Stored data

---

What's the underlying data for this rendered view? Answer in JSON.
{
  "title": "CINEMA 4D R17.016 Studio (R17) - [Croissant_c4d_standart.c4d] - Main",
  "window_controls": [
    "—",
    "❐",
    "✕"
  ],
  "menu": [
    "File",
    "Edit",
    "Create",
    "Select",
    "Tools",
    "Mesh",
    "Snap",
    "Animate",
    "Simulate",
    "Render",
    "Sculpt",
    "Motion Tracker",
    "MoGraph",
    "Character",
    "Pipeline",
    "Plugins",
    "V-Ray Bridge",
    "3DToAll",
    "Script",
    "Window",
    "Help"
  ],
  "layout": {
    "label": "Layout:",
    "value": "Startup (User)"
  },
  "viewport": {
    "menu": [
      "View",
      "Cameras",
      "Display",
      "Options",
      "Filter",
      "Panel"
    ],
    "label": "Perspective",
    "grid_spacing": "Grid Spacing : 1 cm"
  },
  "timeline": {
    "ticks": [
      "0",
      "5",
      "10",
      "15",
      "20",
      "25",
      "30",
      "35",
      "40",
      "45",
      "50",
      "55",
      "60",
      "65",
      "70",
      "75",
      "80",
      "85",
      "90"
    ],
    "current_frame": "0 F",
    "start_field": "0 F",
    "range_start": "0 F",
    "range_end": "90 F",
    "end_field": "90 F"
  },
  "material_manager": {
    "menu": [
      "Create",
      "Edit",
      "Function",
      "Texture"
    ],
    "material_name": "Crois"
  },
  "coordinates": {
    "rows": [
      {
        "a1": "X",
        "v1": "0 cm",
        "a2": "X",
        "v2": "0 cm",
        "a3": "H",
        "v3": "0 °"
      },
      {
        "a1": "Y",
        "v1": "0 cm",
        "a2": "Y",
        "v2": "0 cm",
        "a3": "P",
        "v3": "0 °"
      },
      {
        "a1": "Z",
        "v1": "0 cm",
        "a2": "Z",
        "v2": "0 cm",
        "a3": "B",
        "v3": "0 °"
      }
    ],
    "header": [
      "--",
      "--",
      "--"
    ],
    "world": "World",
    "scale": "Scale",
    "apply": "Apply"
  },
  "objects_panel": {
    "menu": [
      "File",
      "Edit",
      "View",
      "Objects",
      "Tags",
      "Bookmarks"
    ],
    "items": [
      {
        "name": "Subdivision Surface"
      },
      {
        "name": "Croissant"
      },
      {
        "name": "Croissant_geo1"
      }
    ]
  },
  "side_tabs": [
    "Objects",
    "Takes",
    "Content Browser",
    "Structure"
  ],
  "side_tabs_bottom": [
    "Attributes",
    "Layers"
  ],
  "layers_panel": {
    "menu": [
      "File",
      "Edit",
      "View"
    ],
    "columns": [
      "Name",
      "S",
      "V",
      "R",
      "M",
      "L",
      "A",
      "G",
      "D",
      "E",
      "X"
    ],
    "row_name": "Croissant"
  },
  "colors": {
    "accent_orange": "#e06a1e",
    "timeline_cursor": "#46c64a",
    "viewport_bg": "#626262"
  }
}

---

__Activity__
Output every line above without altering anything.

__Answer to this problem__
What's the underlying data for this rendered view? Answer in JSON.
{
  "title": "CINEMA 4D R17.016 Studio (R17) - [Croissant_c4d_standart.c4d] - Main",
  "window_controls": [
    "—",
    "❐",
    "✕"
  ],
  "menu": [
    "File",
    "Edit",
    "Create",
    "Select",
    "Tools",
    "Mesh",
    "Snap",
    "Animate",
    "Simulate",
    "Render",
    "Sculpt",
    "Motion Tracker",
    "MoGraph",
    "Character",
    "Pipeline",
    "Plugins",
    "V-Ray Bridge",
    "3DToAll",
    "Script",
    "Window",
    "Help"
  ],
  "layout": {
    "label": "Layout:",
    "value": "Startup (User)"
  },
  "viewport": {
    "menu": [
      "View",
      "Cameras",
      "Display",
      "Options",
      "Filter",
      "Panel"
    ],
    "label": "Perspective",
    "grid_spacing": "Grid Spacing : 1 cm"
  },
  "timeline": {
    "ticks": [
      "0",
      "5",
      "10",
      "15",
      "20",
      "25",
      "30",
      "35",
      "40",
      "45",
      "50",
      "55",
      "60",
      "65",
      "70",
      "75",
      "80",
      "85",
      "90"
    ],
    "current_frame": "0 F",
    "start_field": "0 F",
    "range_start": "0 F",
    "range_end": "90 F",
    "end_field": "90 F"
  },
  "material_manager": {
    "menu": [
      "Create",
      "Edit",
      "Function",
      "Texture"
    ],
    "material_name": "Crois"
  },
  "coordinates": {
    "rows": [
      {
        "a1": "X",
        "v1": "0 cm",
        "a2": "X",
        "v2": "0 cm",
        "a3": "H",
        "v3": "0 °"
      },
      {
        "a1": "Y",
        "v1": "0 cm",
        "a2": "Y",
        "v2": "0 cm",
        "a3": "P",
        "v3": "0 °"
      },
      {
        "a1": "Z",
        "v1": "0 cm",
        "a2": "Z",
        "v2": "0 cm",
        "a3": "B",
        "v3": "0 °"
      }
    ],
    "header": [
      "--",
      "--",
      "--"
    ],
    "world": "World",
    "scale": "Scale",
    "apply": "Apply"
  },
  "objects_panel": {
    "menu": [
      "File",
      "Edit",
      "View",
      "Objects",
      "Tags",
      "Bookmarks"
    ],
    "items": [
      {
        "name": "Subdivision Surface"
      },
      {
        "name": "Croissant"
      },
      {
        "name": "Croissant_geo1"
      }
    ]
  },
  "side_tabs": [
    "Objects",
    "Takes",
    "Content Browser",
    "Structure"
  ],
  "side_tabs_bottom": [
    "Attributes",
    "Layers"
  ],
  "layers_panel": {
    "menu": [
      "File",
      "Edit",
      "View"
    ],
    "columns": [
      "Name",
      "S",
      "V",
      "R",
      "M",
      "L",
      "A",
      "G",
      "D",
      "E",
      "X"
    ],
    "row_name": "Croissant"
  },
  "colors": {
    "accent_orange": "#e06a1e",
    "timeline_cursor": "#46c64a",
    "viewport_bg": "#626262"
  }
}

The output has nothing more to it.